Web page and app entries:
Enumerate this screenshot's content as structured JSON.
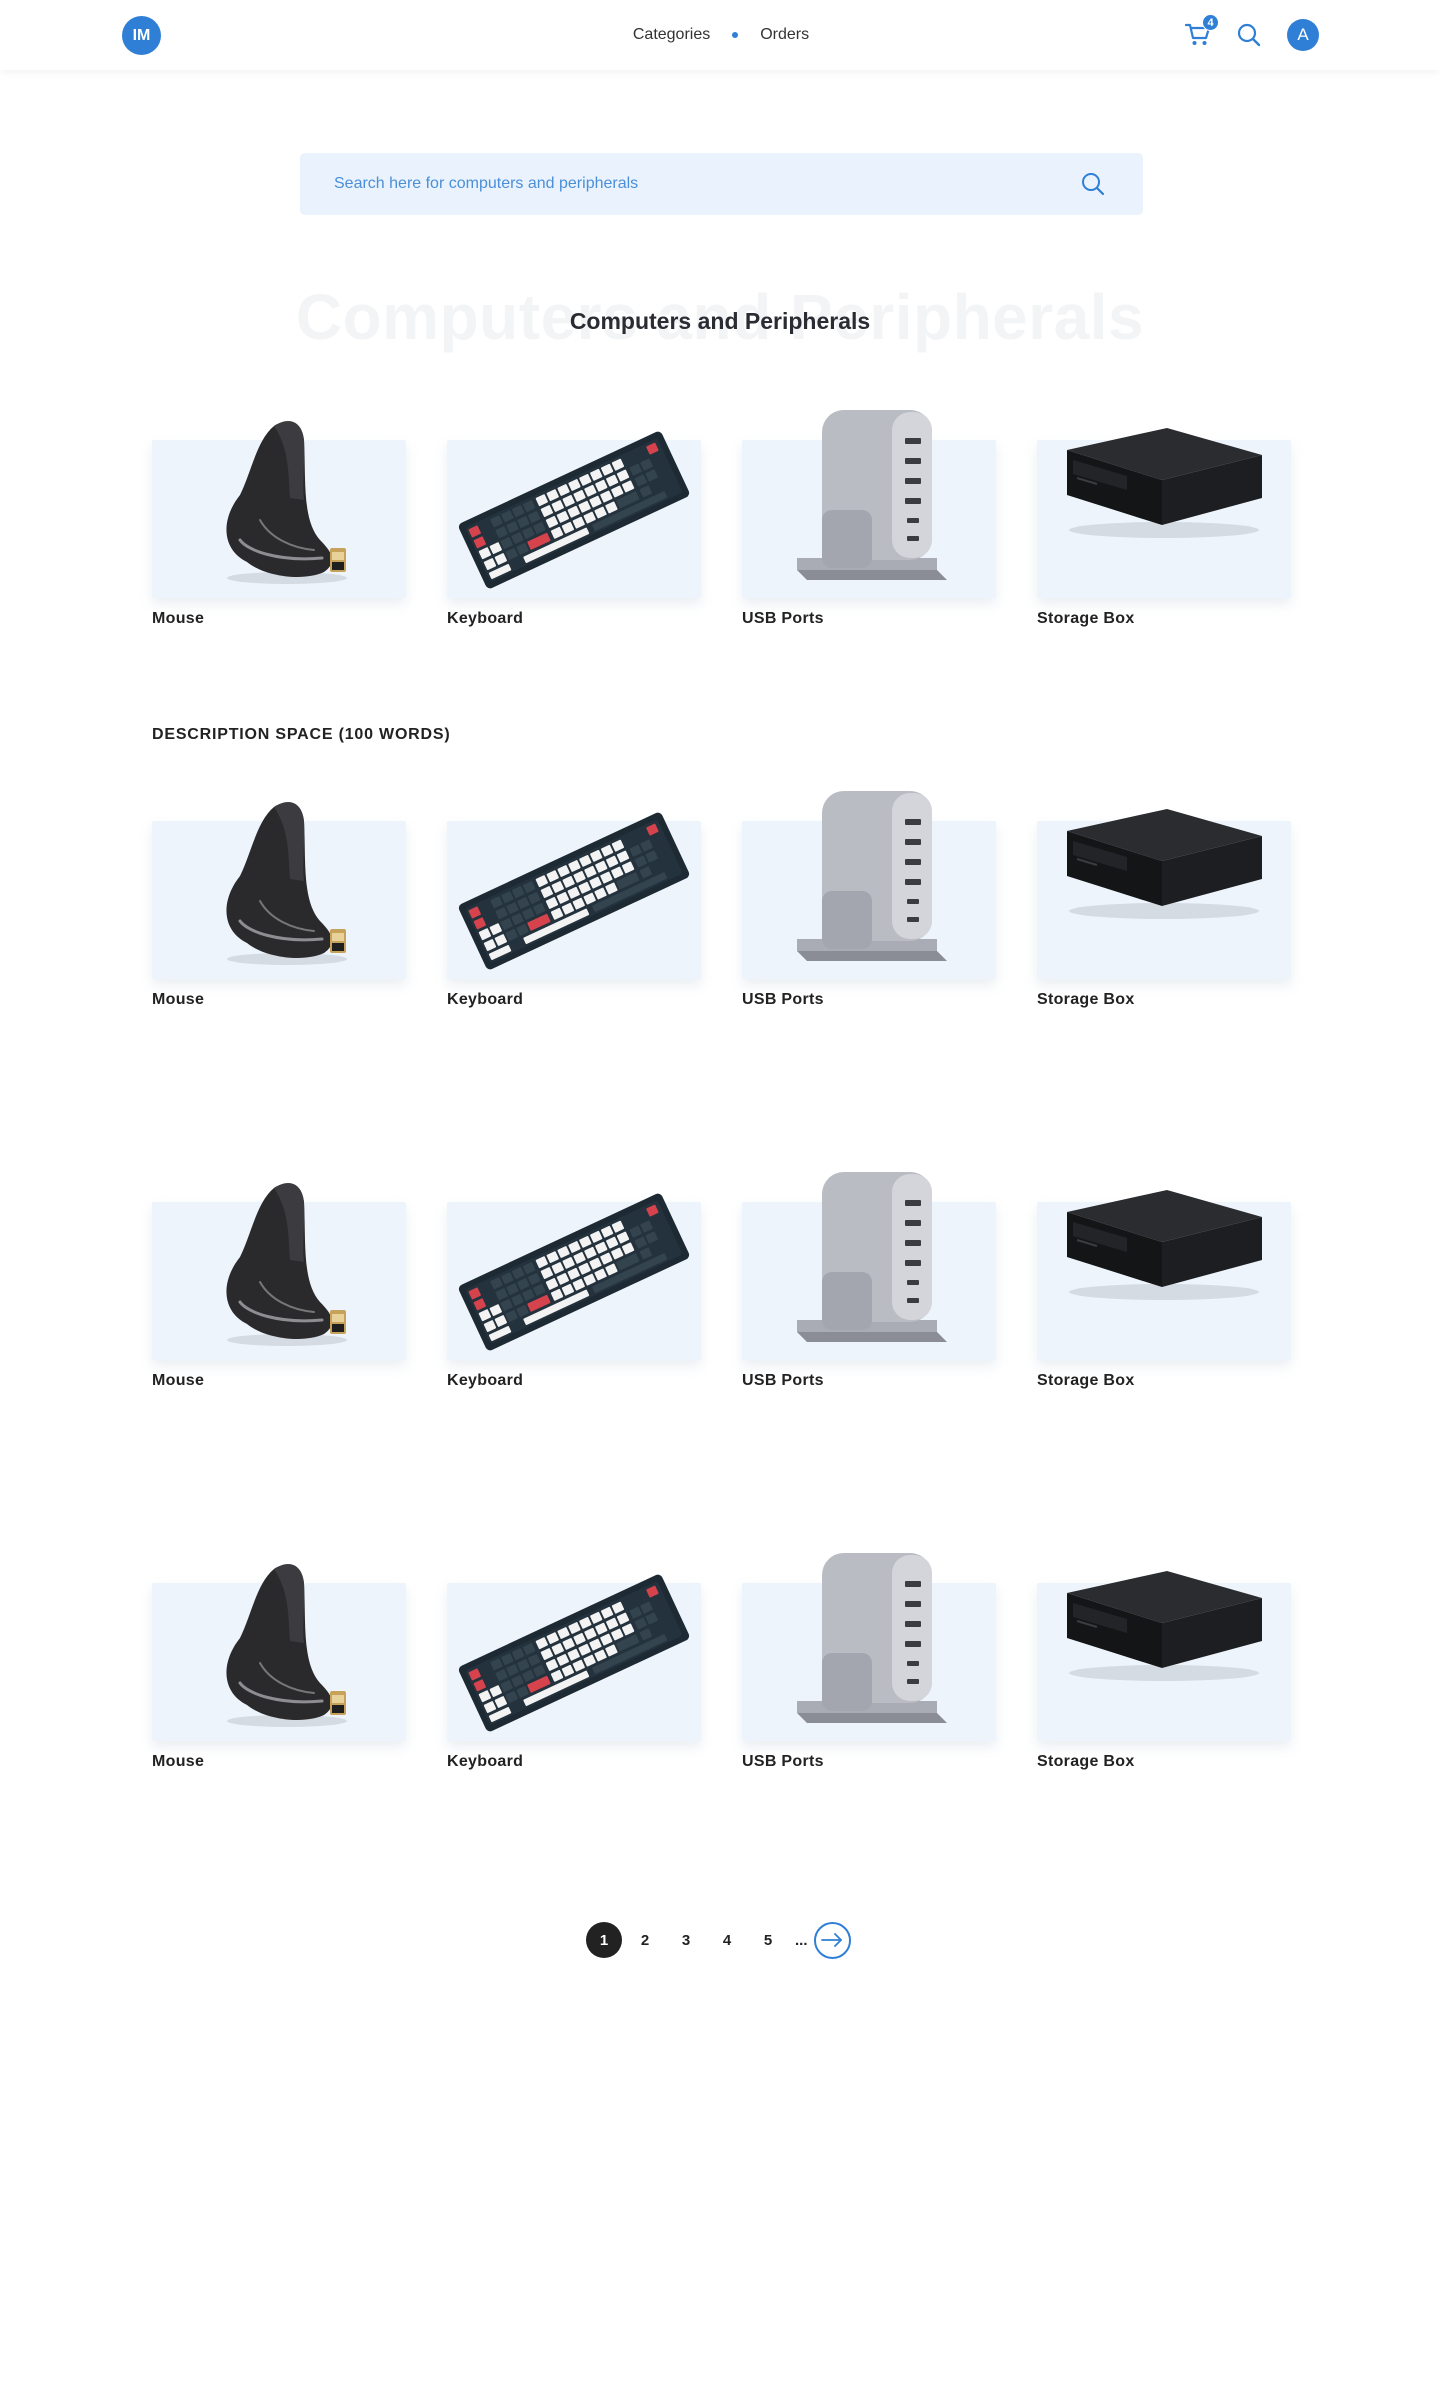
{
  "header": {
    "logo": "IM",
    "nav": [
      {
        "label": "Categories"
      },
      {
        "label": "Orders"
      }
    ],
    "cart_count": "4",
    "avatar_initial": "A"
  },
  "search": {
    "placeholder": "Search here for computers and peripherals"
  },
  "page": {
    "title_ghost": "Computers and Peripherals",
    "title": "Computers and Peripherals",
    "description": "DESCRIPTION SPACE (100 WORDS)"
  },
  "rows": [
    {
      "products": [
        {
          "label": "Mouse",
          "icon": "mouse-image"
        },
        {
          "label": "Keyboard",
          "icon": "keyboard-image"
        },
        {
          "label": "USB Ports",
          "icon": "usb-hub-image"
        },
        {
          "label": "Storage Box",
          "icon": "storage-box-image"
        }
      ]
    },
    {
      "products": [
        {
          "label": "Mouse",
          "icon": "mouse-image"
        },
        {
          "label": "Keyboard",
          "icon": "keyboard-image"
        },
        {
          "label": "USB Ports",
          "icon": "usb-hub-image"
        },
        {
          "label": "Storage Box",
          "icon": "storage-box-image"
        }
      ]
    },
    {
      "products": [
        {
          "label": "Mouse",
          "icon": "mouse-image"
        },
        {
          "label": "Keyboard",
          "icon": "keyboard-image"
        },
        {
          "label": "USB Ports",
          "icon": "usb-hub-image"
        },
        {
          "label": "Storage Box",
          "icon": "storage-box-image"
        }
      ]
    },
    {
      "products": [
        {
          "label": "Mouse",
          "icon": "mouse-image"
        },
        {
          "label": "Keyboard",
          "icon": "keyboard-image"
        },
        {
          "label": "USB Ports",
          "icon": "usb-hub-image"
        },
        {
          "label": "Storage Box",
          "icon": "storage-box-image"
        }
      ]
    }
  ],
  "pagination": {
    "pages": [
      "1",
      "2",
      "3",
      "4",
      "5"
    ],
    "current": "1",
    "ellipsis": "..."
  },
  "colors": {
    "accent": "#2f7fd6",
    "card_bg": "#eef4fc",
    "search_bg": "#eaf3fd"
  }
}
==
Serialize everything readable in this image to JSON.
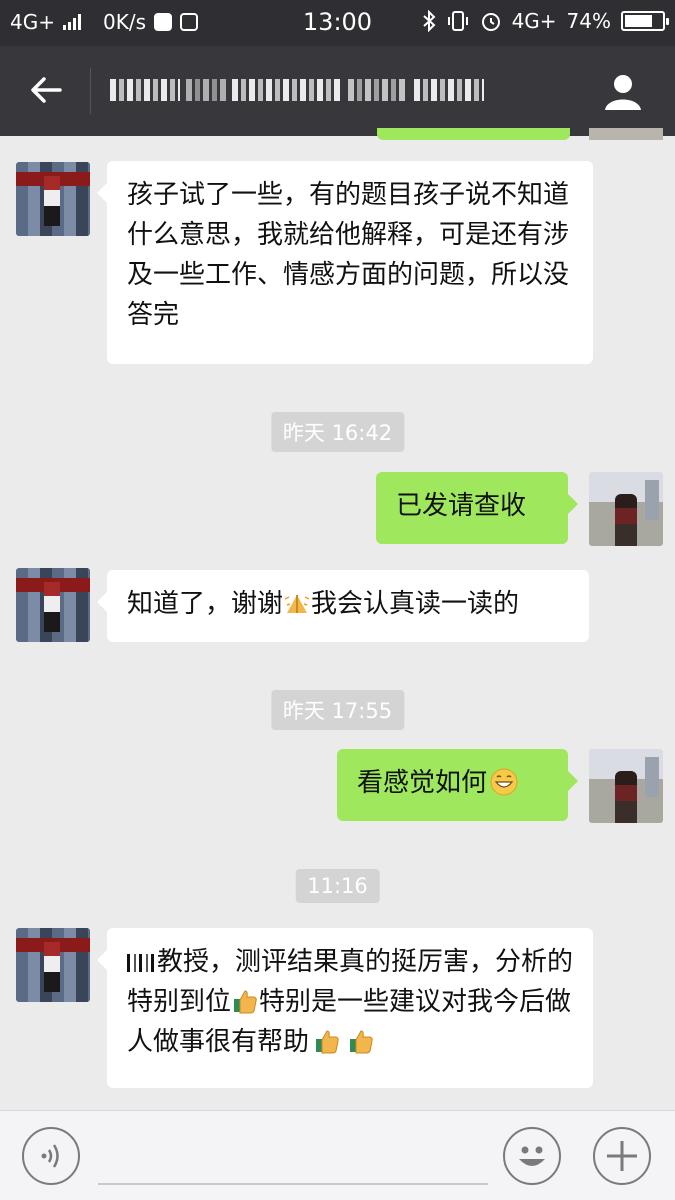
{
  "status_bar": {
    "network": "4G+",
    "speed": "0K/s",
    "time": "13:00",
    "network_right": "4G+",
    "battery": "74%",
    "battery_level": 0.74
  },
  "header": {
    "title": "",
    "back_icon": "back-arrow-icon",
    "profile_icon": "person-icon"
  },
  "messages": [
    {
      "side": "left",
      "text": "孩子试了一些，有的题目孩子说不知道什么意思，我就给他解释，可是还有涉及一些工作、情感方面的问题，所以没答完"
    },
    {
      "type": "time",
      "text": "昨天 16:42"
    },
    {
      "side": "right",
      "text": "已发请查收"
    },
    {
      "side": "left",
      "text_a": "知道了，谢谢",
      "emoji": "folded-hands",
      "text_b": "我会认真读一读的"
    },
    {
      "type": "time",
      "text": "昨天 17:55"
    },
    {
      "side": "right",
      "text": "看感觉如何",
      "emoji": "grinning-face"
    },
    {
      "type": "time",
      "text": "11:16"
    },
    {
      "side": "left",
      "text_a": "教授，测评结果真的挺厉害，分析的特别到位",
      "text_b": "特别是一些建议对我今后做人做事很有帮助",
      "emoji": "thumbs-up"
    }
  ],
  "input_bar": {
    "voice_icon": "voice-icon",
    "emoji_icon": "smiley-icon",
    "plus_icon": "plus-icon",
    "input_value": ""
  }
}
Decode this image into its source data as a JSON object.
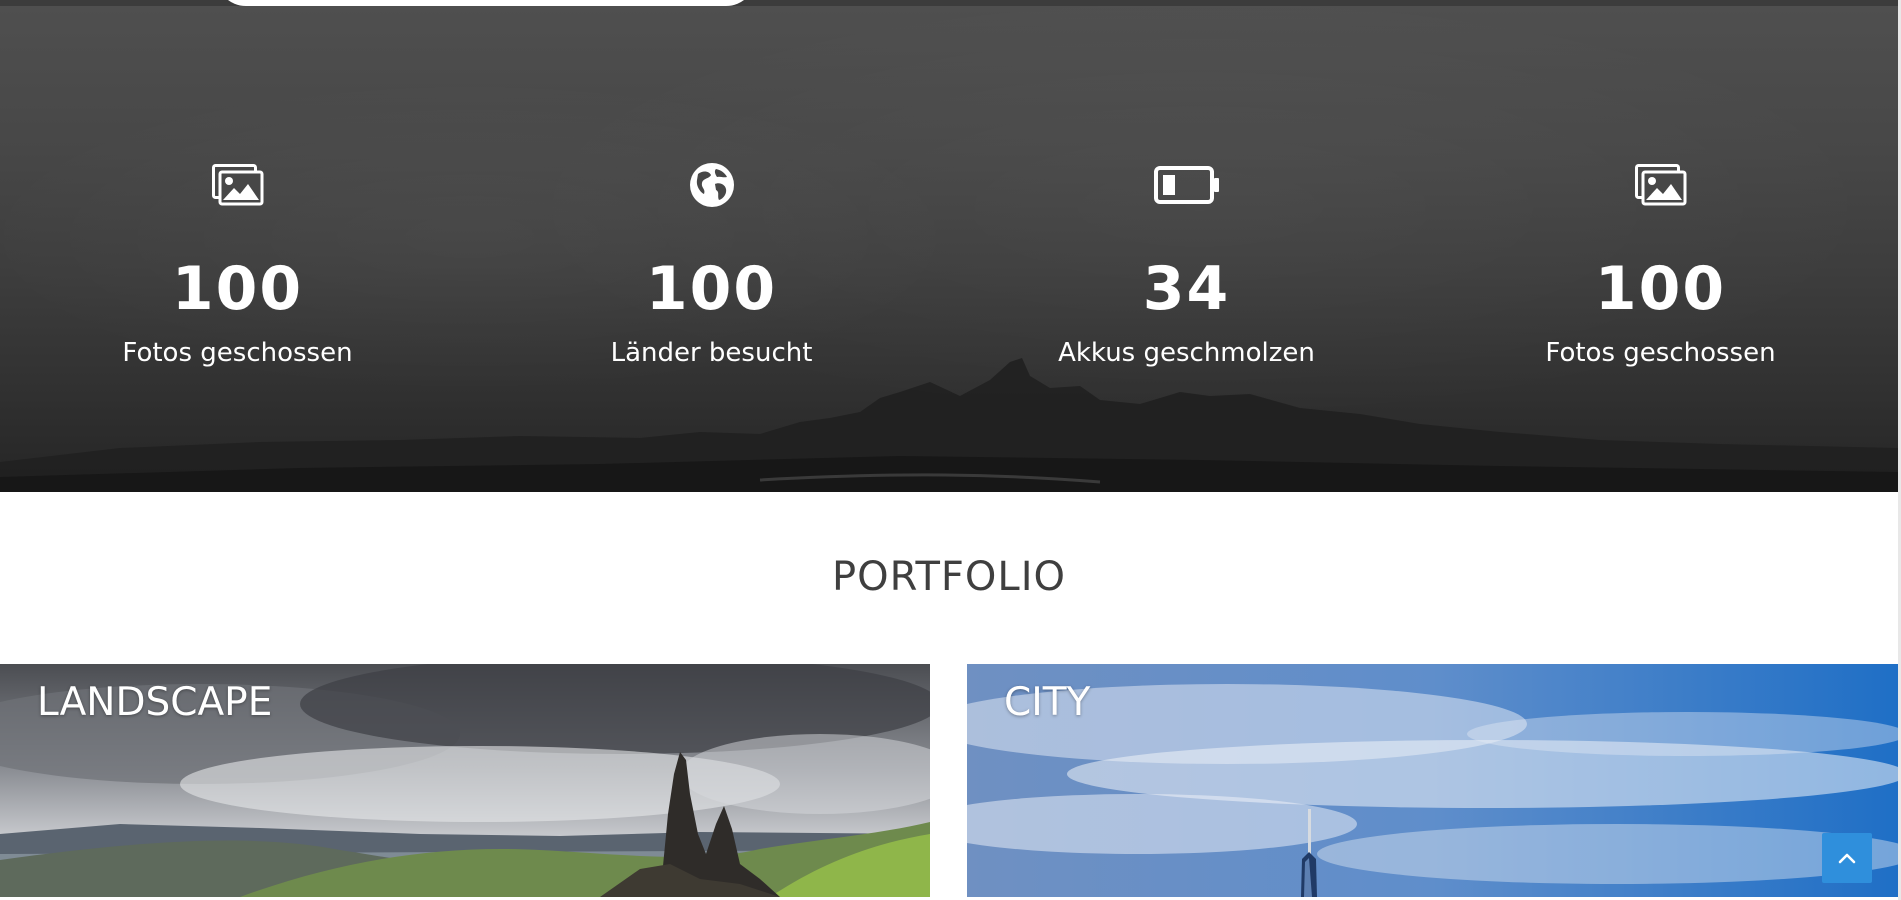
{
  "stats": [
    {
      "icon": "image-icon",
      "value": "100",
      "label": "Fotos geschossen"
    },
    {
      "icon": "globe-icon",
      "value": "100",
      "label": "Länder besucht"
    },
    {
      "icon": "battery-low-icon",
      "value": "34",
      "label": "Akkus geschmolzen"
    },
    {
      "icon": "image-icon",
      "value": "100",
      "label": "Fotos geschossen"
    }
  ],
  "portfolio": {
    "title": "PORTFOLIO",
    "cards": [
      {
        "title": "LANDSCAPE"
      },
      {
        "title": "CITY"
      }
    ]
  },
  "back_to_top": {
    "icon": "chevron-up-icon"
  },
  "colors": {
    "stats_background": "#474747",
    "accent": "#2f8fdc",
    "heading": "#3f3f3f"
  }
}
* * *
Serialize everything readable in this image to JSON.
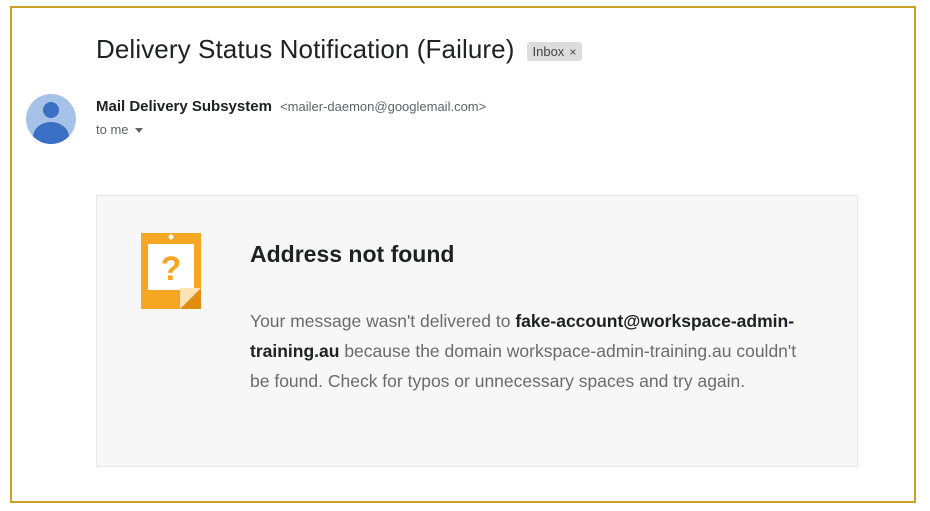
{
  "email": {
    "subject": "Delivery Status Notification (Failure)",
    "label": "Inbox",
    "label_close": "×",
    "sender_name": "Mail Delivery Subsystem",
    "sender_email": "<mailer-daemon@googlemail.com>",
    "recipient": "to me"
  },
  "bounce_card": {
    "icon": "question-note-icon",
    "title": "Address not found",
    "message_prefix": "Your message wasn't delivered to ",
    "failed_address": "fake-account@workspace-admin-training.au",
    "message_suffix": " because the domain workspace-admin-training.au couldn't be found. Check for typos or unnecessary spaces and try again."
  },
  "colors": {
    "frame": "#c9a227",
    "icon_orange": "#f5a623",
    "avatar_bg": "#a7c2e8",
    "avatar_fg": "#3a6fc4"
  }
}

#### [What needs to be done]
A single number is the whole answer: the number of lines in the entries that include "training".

#### [Output]
2